_Exercise requirements:_
Take the line with "Convert this screenshot" as the first line and the last line of the data as the final one. Write out those lines exactly, and no others.

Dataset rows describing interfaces

= = = =

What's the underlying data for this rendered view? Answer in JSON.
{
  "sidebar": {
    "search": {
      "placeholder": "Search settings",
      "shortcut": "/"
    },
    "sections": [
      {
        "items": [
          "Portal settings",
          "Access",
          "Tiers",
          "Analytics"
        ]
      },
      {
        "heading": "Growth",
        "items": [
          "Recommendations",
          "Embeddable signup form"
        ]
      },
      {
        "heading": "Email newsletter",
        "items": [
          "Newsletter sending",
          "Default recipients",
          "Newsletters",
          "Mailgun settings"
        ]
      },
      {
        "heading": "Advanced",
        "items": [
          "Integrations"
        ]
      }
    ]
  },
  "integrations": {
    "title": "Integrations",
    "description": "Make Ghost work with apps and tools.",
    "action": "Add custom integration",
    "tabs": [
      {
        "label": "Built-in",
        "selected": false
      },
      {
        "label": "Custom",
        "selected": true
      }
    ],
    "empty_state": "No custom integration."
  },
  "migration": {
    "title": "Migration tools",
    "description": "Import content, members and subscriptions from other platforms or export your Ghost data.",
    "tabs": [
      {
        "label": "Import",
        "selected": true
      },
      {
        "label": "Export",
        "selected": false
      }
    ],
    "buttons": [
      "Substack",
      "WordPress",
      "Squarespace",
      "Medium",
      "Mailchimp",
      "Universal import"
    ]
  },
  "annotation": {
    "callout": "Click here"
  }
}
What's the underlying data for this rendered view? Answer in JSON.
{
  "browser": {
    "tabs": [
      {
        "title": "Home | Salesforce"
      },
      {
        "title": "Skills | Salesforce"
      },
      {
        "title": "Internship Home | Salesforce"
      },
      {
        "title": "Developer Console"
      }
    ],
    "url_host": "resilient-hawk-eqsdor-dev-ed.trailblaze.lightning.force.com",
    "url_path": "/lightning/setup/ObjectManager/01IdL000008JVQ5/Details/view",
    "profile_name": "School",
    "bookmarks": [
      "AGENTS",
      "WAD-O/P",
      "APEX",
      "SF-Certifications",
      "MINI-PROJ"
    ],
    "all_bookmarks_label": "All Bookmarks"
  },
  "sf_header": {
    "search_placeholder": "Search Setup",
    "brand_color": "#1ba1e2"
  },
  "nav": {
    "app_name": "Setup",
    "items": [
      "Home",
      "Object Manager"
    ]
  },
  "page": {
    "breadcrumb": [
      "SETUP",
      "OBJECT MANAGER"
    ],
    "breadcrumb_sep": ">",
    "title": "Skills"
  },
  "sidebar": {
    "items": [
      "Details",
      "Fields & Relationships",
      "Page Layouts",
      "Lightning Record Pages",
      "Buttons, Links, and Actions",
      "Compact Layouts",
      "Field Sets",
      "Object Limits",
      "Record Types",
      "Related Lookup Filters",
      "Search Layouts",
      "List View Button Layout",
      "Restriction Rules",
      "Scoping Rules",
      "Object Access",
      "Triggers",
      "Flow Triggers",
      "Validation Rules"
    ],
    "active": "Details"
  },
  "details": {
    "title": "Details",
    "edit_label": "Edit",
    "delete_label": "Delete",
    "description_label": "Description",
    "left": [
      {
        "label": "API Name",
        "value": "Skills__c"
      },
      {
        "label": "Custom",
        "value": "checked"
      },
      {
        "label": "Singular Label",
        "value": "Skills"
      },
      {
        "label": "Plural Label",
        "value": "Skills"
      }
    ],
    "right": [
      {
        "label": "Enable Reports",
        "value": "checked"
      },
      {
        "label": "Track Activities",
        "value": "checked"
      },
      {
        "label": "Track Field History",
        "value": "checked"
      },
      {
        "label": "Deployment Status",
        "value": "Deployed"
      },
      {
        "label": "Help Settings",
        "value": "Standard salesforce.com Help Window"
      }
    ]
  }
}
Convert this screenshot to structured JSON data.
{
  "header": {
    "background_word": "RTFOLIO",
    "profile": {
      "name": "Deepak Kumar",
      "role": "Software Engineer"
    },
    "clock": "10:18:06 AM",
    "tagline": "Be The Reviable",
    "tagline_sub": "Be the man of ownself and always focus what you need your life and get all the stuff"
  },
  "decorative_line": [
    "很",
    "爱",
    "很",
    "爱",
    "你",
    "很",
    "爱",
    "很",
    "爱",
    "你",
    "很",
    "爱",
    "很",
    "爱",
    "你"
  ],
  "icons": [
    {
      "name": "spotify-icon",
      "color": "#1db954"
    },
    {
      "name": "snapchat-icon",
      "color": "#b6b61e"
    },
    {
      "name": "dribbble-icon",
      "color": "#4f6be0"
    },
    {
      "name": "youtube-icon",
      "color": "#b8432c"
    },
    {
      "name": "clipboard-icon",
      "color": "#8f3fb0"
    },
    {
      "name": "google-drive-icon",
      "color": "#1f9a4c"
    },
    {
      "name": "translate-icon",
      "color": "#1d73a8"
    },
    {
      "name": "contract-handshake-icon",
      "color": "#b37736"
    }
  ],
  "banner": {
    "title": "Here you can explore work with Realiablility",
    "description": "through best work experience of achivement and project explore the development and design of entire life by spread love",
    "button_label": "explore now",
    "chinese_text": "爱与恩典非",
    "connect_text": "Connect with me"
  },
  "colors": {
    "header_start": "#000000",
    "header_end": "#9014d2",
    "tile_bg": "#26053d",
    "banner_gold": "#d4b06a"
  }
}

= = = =

_Solution:_
Convert this screenshot to structured JSON data.
{
  "header": {
    "background_word": "RTFOLIO",
    "profile": {
      "name": "Deepak Kumar",
      "role": "Software Engineer"
    },
    "clock": "10:18:06 AM",
    "tagline": "Be The Reviable",
    "tagline_sub": "Be the man of ownself and always focus what you need your life and get all the stuff"
  },
  "decorative_line": [
    "很",
    "爱",
    "很",
    "爱",
    "你",
    "很",
    "爱",
    "很",
    "爱",
    "你",
    "很",
    "爱",
    "很",
    "爱",
    "你"
  ],
  "icons": [
    {
      "name": "spotify-icon",
      "color": "#1db954"
    },
    {
      "name": "snapchat-icon",
      "color": "#b6b61e"
    },
    {
      "name": "dribbble-icon",
      "color": "#4f6be0"
    },
    {
      "name": "youtube-icon",
      "color": "#b8432c"
    },
    {
      "name": "clipboard-icon",
      "color": "#8f3fb0"
    },
    {
      "name": "google-drive-icon",
      "color": "#1f9a4c"
    },
    {
      "name": "translate-icon",
      "color": "#1d73a8"
    },
    {
      "name": "contract-handshake-icon",
      "color": "#b37736"
    }
  ],
  "banner": {
    "title": "Here you can explore work with Realiablility",
    "description": "through best work experience of achivement and project explore the development and design of entire life by spread love",
    "button_label": "explore now",
    "chinese_text": "爱与恩典非",
    "connect_text": "Connect with me"
  },
  "colors": {
    "header_start": "#000000",
    "header_end": "#9014d2",
    "tile_bg": "#26053d",
    "banner_gold": "#d4b06a"
  }
}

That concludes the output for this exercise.